Issues like drug addiction, poverty, racism, sexism, and ableism are systematic and complex. These issues are more than one little church and one little preacher can tackle by themselves. All year long, I try my very best to do my part to help; but there are times when the feeling of helplessness gnaws at my soul.
You Don’t Have to Save the World
Earlier this week, I went to God during my time of personal devotion. I often write my prayers down in a journal or Writer’s Notebook because it helps me to focus my thoughts when I pray.
“Dear God,” I wrote, “I don’t know how I can do it all-”
Then, a thought came into my head. It was like a whisper in my brain or a light bulb turning on in a darkened room.
“You don’t have to.”
I shook my head, uncertain from whence that unbidden thought had come, and started to write again. “Dear God,” I wrote once more, “I can’t do it all-”
“You don’t have to.”
I looked up from my writing and laid down my pen. All of a sudden, I remembered something a colleague of mine had told me years ago. He said, “Sometimes, when I get downhearted, I remember that I don’t have to save the world. It’s not up to me to save the world. God already did that when He sent us Jesus.”
I repeated my colleague’s words quietly to myself, “God already did that when he sent us Jesus.”

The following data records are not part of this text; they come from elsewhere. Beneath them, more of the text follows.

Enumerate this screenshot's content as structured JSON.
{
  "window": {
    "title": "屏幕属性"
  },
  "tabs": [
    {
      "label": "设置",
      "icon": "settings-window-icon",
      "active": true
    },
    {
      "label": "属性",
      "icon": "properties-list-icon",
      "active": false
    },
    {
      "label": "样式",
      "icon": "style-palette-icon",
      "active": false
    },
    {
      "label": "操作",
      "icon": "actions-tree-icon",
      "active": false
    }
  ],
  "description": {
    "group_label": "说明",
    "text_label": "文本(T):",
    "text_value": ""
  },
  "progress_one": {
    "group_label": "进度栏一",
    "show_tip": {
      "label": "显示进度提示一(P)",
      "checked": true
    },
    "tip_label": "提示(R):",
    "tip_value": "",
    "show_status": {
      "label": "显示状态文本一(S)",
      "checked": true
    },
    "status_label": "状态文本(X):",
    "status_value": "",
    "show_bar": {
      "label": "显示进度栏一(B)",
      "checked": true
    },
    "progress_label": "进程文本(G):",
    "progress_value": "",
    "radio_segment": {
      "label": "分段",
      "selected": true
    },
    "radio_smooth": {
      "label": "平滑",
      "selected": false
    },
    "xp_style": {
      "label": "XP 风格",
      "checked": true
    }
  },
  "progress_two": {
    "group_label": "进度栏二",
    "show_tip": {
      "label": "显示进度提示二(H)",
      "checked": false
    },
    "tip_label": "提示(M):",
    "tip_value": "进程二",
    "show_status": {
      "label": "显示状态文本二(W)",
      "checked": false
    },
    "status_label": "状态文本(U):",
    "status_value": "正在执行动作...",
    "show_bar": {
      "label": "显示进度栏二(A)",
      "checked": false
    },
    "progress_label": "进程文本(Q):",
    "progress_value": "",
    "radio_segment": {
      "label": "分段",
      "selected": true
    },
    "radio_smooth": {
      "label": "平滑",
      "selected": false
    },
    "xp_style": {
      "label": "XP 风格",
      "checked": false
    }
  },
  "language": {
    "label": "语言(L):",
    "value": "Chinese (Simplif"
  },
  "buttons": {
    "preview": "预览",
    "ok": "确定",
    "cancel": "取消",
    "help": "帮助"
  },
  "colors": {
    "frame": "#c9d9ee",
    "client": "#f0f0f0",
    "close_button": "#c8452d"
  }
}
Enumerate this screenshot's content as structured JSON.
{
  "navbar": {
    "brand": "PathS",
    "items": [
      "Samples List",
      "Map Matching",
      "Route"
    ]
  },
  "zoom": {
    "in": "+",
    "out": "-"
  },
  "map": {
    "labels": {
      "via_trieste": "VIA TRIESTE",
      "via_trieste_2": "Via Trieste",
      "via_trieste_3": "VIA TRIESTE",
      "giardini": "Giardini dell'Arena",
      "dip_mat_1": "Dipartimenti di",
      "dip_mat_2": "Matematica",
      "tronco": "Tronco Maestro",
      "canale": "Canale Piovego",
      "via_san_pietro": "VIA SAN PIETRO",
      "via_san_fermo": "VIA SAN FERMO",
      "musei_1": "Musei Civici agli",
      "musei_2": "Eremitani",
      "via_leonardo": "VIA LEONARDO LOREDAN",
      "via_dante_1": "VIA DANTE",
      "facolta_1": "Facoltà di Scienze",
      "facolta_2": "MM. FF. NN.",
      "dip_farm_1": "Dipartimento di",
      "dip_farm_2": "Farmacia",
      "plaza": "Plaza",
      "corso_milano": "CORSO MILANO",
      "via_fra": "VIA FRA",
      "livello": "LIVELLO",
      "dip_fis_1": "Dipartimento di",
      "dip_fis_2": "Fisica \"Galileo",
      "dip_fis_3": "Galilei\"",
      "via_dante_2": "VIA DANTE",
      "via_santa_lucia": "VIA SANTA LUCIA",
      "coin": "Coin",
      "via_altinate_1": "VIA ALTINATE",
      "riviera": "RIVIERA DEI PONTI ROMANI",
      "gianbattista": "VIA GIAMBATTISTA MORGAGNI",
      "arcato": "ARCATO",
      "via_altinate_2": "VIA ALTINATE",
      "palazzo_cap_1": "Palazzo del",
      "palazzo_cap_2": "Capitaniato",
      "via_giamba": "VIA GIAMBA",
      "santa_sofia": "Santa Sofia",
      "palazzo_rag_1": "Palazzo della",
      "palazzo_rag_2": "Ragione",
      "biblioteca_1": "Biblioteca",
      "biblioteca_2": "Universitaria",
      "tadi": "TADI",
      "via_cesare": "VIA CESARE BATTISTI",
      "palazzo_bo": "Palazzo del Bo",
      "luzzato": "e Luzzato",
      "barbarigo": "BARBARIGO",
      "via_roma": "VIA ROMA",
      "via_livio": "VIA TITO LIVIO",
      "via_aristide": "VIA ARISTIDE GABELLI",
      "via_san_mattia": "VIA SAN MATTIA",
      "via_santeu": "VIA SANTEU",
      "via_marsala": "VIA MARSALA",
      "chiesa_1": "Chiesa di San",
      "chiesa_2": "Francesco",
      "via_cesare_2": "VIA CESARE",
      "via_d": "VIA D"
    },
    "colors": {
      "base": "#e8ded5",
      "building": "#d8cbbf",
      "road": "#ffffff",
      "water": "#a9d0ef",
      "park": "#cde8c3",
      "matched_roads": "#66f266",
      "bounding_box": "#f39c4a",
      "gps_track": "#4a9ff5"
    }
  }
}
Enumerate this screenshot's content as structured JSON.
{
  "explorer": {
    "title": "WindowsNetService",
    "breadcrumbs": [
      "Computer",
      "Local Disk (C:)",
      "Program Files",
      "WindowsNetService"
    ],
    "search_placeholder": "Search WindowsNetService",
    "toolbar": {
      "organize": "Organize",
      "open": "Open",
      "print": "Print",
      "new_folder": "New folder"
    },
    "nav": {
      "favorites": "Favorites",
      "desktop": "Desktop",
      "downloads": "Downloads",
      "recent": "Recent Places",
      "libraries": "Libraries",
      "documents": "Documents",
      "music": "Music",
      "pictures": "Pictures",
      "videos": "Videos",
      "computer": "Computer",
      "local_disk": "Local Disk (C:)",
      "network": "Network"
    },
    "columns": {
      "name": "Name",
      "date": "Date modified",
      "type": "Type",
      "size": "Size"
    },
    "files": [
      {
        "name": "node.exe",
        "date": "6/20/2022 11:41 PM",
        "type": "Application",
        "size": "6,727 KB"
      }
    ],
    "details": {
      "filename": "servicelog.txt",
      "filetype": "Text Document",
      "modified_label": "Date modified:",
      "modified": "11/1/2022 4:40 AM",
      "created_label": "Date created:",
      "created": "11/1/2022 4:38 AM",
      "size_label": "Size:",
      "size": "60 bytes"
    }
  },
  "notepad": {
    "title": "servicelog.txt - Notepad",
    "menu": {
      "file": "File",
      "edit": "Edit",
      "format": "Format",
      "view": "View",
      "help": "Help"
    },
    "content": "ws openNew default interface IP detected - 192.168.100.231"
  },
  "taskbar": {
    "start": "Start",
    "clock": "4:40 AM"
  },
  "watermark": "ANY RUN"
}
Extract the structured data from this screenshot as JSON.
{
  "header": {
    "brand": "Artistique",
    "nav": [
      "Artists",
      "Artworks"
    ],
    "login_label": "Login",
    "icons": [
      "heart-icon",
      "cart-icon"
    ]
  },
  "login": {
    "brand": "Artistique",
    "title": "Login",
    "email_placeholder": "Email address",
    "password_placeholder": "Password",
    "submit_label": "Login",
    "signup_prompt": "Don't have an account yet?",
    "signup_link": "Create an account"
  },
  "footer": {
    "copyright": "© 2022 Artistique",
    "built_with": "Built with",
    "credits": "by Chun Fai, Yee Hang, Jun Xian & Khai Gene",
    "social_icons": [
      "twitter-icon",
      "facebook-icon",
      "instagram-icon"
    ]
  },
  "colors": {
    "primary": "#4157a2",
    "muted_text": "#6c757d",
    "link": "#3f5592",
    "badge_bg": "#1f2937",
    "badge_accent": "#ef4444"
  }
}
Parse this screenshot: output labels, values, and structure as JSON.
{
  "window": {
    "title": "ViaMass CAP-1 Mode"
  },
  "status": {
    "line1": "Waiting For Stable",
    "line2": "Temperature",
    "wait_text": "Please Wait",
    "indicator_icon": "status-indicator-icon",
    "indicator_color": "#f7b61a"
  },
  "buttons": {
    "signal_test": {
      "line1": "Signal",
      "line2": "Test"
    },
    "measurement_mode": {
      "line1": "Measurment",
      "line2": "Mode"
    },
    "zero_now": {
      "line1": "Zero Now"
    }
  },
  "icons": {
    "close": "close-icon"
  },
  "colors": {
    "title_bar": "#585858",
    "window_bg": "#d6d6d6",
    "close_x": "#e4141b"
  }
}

After speaking those words aloud, I felt as if a sunflower had blossomed in my chest. Everything seemed brighter. I picked up my pen once more and drew a big X through what I had written. Then, I wrote in large capital letters at the bottom of the page, “I DON’T HAVE TO- BECAUSE GOD ALREADY DID.”
Every Little Bit Helps
This year, our church was able to make sure that a dozen local families in need had something to eat for Thanksgiving and the Holidays. It is always a joy for me when I can help to distribute the boxes of food and speak with the families that we are helping. I remember one father’s face in particular. He looked to be about my age. He had a young child with him.
“Thank you,” he said as he looked into my eyes. “Thank you very much.”
“Oh,” I said, feeling a little embarrassed as I thought of the warm comfortable parsonage and all the food in my pantry, “I’m just sorry we couldn’t do more.”
“No,” he replied earnestly, “Every little bit helps. And this is more than enough.”
I think of those words every Sunday during the time of the morning offering. Those words help to inspire me to give the best of myself sacrificially. I know that God will take whatever little bit I have to give, whether it is a monetary gift, prayers, or service, and multiply it the way Christ multiplied the loaves and the fishes.
Jesus did not praise the widow because she gave a BIG gift. Jesus praised her because she gave what little she had wholeheartedly.
*Note: My favorite resource for stewardship is UMSF. You can find them here.
One Small Step
I think of that young father often and pray for him every day. When I’m feeling helpless and overwhelmed, I remember that God’s steadfast love “extends to the heavens,” and that God’s faithfulness reaches higher than the clouds (Psalm 36:5).
God is the beginning and the end, the Alpha and the Omega. God doesn’t expect us to save the world. God already took care of that when God sent us Jesus. Instead, all that is asked of us is that we give over our lives and our hearts to God.
We don’t have to save the world. We just each have to do our own small part. I remember this every time I sit down to plan a sermon series, write a book, or train for a marathon.
How do we write a sermon?
One word at a time.
How do we run a marathon?
One step at a time.
How do we change the world?
One small act of kindness at a time.
May we all be inspired this week to do God’s work– one small step at a time.
Peace Be With You,
Please be sure to check out the other great bloggers involved in the His Encouragement weekly series!